We try to include as many members of Etz Chaim in this work as possible and give congregants opportunities to roll up their sleeves and give to others. You can read more about these opportunities below.


In this program we support unhoused individuals by volunteering at a dedicated facility that provides nourishing, hot meals and a safe, warm place to sleep. We partner with the churches St. Paul’s Lutheran Church of Villa Park, York Center of the Brethren, Christ the King, Lombard Mennonite, and Lombard Christian Reformed to engage in this work. 

If you’re interested in participating, be it as a volunteer or to donate, reach out to the Social Action Committee.





In addition to the PADS program, we also:

•  Donate food and money to the People’s Resource Center, a food and clothing

   pantry that also provides job skills training in Wheaton.

•  Furnish apartments for PADS shelter residents moving into their own spaces.

•  Support Walk-In Ministries, a service that provides emergency assistance to

   people in need.

•  Deliver Rosh Hashanah and Passover baskets to needy Jews in the area

   through Maot Chitim of greater Chicago.



For certain Etz Chaim high school students, we defray the cost of L'Taken, a program in Washington D.C. that brings together diverse groups of 10th-12th graders from around the country to explore public policy and social activism through a Jewish lens.

We sponsor Mitzvah Day for congregants to help people in need by making items to brighten their day.

We provide networking opportunities for people seeking employment.

We host panel discussions on topics of local interest.

Due to our membership in DuPage United, we represent our congregants’ views on social action in DuPage County, with special emphasis on health, housing, education, and jobs. Through that work, we ensure government funding for social programs.

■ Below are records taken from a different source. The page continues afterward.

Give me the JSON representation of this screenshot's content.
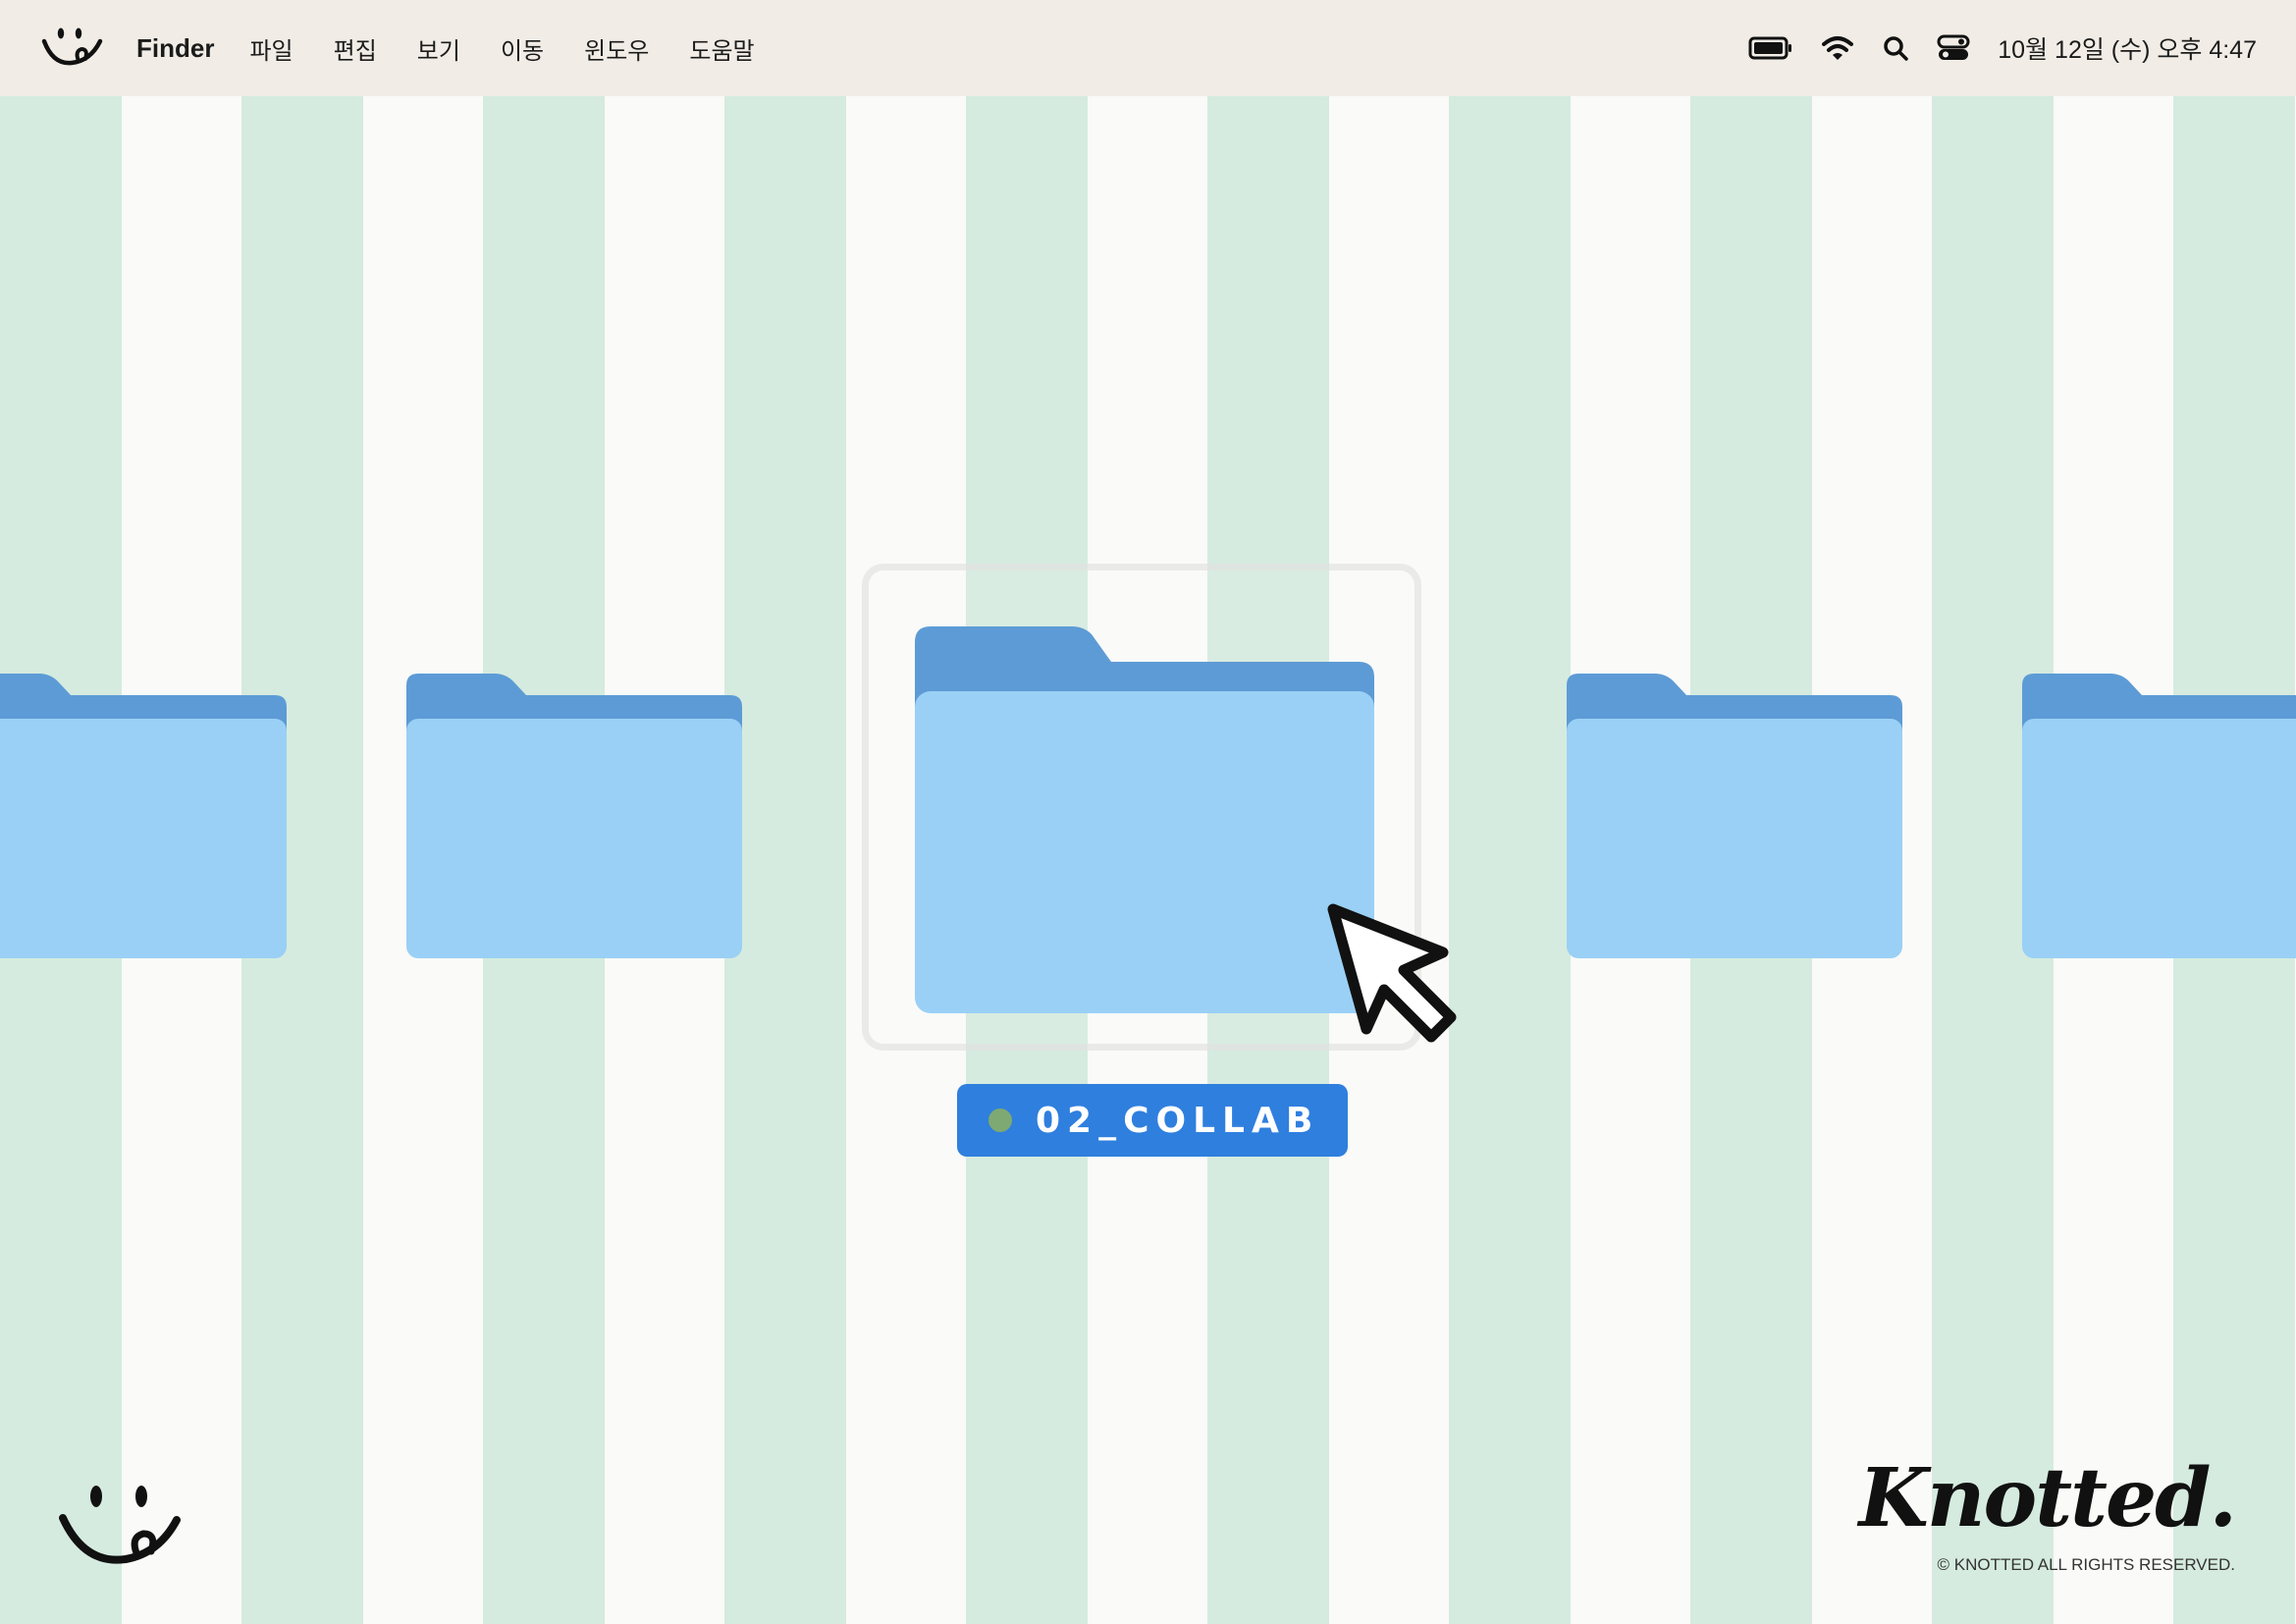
{
  "menubar": {
    "logo_icon": "smiley-logo-icon",
    "app_name": "Finder",
    "menus": [
      "파일",
      "편집",
      "보기",
      "이동",
      "윈도우",
      "도움말"
    ],
    "status_icons": [
      "battery-icon",
      "wifi-icon",
      "search-icon",
      "control-center-icon"
    ],
    "clock": "10월 12일 (수) 오후 4:47"
  },
  "desktop": {
    "folders": [
      {
        "name": "",
        "selected": false
      },
      {
        "name": "",
        "selected": false
      },
      {
        "name": "02_COLLAB",
        "selected": true
      },
      {
        "name": "",
        "selected": false
      },
      {
        "name": "",
        "selected": false
      }
    ],
    "selected_folder_label": "02_COLLAB",
    "selected_folder_tag_color": "#7fa972",
    "cursor_icon": "arrow-cursor-icon"
  },
  "branding": {
    "corner_logo_icon": "smiley-logo-icon",
    "wordmark": "Knotted.",
    "copyright": "© KNOTTED ALL RIGHTS RESERVED."
  },
  "colors": {
    "menubar_bg": "#f1ede6",
    "stripe_green": "#d5ebdf",
    "stripe_white": "#fafaf8",
    "folder_front": "#9ad0f5",
    "folder_back": "#5d9bd6",
    "label_bg": "#2f7fde"
  }
}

DuPage United is an inclusive, non-profit, fiercely non-partisan organization whose members are civil society institutions: churches, mosques, synagogues, non-profit agencies, and associations. The alliance forms public relationships and acts together to improve the quality of life for individuals, families, and communities. 

It was formed to “create a broad-based, non-partisan, civic organization with sufficient relational power to take collective action for social and economic changes that will benefit the people of DuPage County.” In other words, member organizations, like Etz Chaim, influence decision-makers in DuPage County to improve the social and economic situation for DuPage County residents.

Congregation Etz Chaim is one of the founding members of DuPage United. Our leadership recognized long ago the need to actively engage with our neighbors for social justice. Etz Chaim continues to play a strong leadership role among the dozens of member churches, mosques, and secular non-profit agencies and associations. 



At Congregation Etz Chaim, we promote an open dialogue with friends and neighbors of different faiths to foster positive relationships. We do so through community outreach events that develop mutual respect and understanding within our diverse faith community. 

We also promote positive relationships within our walls, dubbed “in-reach.” We want our interfaith families to feel welcomed and comfortable so we actively host events for them as well.

If you’re interested in interfaith activities, or have suggestions for us, contact the Interfaith Task Force

Wed, April 17 2024 9 Nisan 5784